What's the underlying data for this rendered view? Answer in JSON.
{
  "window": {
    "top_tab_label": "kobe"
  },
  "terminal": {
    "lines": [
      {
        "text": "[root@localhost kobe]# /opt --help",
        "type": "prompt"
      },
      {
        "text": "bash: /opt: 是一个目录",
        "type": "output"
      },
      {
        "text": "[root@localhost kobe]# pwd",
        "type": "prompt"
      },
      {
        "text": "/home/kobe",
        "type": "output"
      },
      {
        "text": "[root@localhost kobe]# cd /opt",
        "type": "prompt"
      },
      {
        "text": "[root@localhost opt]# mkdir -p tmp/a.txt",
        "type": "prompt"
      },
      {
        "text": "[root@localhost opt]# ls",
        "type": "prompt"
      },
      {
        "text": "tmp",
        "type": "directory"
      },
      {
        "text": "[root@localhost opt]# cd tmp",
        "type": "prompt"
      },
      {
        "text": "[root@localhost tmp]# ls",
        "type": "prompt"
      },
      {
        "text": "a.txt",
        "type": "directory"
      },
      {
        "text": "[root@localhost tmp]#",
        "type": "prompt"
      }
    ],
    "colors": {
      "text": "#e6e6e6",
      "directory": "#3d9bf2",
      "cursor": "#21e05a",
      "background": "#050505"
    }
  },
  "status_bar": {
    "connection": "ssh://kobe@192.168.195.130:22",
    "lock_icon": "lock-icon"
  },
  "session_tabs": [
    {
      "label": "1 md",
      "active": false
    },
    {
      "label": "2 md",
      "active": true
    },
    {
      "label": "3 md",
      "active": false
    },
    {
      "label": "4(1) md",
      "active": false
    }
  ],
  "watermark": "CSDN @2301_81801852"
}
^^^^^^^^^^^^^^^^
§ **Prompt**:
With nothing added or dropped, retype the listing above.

§ **Result of the task**:
What's the underlying data for this rendered view? Answer in JSON.
{
  "window": {
    "top_tab_label": "kobe"
  },
  "terminal": {
    "lines": [
      {
        "text": "[root@localhost kobe]# /opt --help",
        "type": "prompt"
      },
      {
        "text": "bash: /opt: 是一个目录",
        "type": "output"
      },
      {
        "text": "[root@localhost kobe]# pwd",
        "type": "prompt"
      },
      {
        "text": "/home/kobe",
        "type": "output"
      },
      {
        "text": "[root@localhost kobe]# cd /opt",
        "type": "prompt"
      },
      {
        "text": "[root@localhost opt]# mkdir -p tmp/a.txt",
        "type": "prompt"
      },
      {
        "text": "[root@localhost opt]# ls",
        "type": "prompt"
      },
      {
        "text": "tmp",
        "type": "directory"
      },
      {
        "text": "[root@localhost opt]# cd tmp",
        "type": "prompt"
      },
      {
        "text": "[root@localhost tmp]# ls",
        "type": "prompt"
      },
      {
        "text": "a.txt",
        "type": "directory"
      },
      {
        "text": "[root@localhost tmp]#",
        "type": "prompt"
      }
    ],
    "colors": {
      "text": "#e6e6e6",
      "directory": "#3d9bf2",
      "cursor": "#21e05a",
      "background": "#050505"
    }
  },
  "status_bar": {
    "connection": "ssh://kobe@192.168.195.130:22",
    "lock_icon": "lock-icon"
  },
  "session_tabs": [
    {
      "label": "1 md",
      "active": false
    },
    {
      "label": "2 md",
      "active": true
    },
    {
      "label": "3 md",
      "active": false
    },
    {
      "label": "4(1) md",
      "active": false
    }
  ],
  "watermark": "CSDN @2301_81801852"
}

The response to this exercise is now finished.